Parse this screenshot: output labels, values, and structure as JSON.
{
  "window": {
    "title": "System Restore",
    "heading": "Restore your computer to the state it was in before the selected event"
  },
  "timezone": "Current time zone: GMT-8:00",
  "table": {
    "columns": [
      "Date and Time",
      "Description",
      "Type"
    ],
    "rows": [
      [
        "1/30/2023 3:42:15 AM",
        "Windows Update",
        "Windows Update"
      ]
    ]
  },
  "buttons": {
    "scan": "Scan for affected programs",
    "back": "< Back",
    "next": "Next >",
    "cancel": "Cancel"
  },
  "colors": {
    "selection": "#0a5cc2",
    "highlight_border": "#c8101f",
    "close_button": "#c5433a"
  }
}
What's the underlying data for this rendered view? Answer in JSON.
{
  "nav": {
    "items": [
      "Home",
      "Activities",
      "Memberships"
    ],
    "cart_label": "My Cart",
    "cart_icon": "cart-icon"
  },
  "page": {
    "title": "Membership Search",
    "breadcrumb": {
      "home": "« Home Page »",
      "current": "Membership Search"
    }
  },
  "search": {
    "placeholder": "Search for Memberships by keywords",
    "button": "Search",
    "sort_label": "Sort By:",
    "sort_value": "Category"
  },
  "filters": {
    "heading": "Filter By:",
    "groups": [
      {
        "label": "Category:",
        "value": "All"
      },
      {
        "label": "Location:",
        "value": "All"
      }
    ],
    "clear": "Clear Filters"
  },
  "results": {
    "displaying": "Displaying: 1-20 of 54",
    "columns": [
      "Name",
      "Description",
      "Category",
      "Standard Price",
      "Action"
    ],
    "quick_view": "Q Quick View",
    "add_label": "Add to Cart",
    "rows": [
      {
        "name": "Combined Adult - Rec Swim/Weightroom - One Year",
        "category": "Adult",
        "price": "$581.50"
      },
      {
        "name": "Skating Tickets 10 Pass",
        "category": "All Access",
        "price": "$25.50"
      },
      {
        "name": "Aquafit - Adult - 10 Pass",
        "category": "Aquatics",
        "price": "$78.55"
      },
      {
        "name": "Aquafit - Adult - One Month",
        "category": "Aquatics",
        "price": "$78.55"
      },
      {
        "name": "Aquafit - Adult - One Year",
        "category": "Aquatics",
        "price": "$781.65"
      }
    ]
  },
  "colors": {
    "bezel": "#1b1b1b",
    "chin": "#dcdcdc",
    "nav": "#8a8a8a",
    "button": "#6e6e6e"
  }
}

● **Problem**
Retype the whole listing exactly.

● **Written solution**
Parse this screenshot: output labels, values, and structure as JSON.
{
  "window": {
    "title": "System Restore",
    "heading": "Restore your computer to the state it was in before the selected event"
  },
  "timezone": "Current time zone: GMT-8:00",
  "table": {
    "columns": [
      "Date and Time",
      "Description",
      "Type"
    ],
    "rows": [
      [
        "1/30/2023 3:42:15 AM",
        "Windows Update",
        "Windows Update"
      ]
    ]
  },
  "buttons": {
    "scan": "Scan for affected programs",
    "back": "< Back",
    "next": "Next >",
    "cancel": "Cancel"
  },
  "colors": {
    "selection": "#0a5cc2",
    "highlight_border": "#c8101f",
    "close_button": "#c5433a"
  }
}
What's the underlying data for this rendered view? Answer in JSON.
{
  "nav": {
    "items": [
      "Home",
      "Activities",
      "Memberships"
    ],
    "cart_label": "My Cart",
    "cart_icon": "cart-icon"
  },
  "page": {
    "title": "Membership Search",
    "breadcrumb": {
      "home": "« Home Page »",
      "current": "Membership Search"
    }
  },
  "search": {
    "placeholder": "Search for Memberships by keywords",
    "button": "Search",
    "sort_label": "Sort By:",
    "sort_value": "Category"
  },
  "filters": {
    "heading": "Filter By:",
    "groups": [
      {
        "label": "Category:",
        "value": "All"
      },
      {
        "label": "Location:",
        "value": "All"
      }
    ],
    "clear": "Clear Filters"
  },
  "results": {
    "displaying": "Displaying: 1-20 of 54",
    "columns": [
      "Name",
      "Description",
      "Category",
      "Standard Price",
      "Action"
    ],
    "quick_view": "Q Quick View",
    "add_label": "Add to Cart",
    "rows": [
      {
        "name": "Combined Adult - Rec Swim/Weightroom - One Year",
        "category": "Adult",
        "price": "$581.50"
      },
      {
        "name": "Skating Tickets 10 Pass",
        "category": "All Access",
        "price": "$25.50"
      },
      {
        "name": "Aquafit - Adult - 10 Pass",
        "category": "Aquatics",
        "price": "$78.55"
      },
      {
        "name": "Aquafit - Adult - One Month",
        "category": "Aquatics",
        "price": "$78.55"
      },
      {
        "name": "Aquafit - Adult - One Year",
        "category": "Aquatics",
        "price": "$781.65"
      }
    ]
  },
  "colors": {
    "bezel": "#1b1b1b",
    "chin": "#dcdcdc",
    "nav": "#8a8a8a",
    "button": "#6e6e6e"
  }
}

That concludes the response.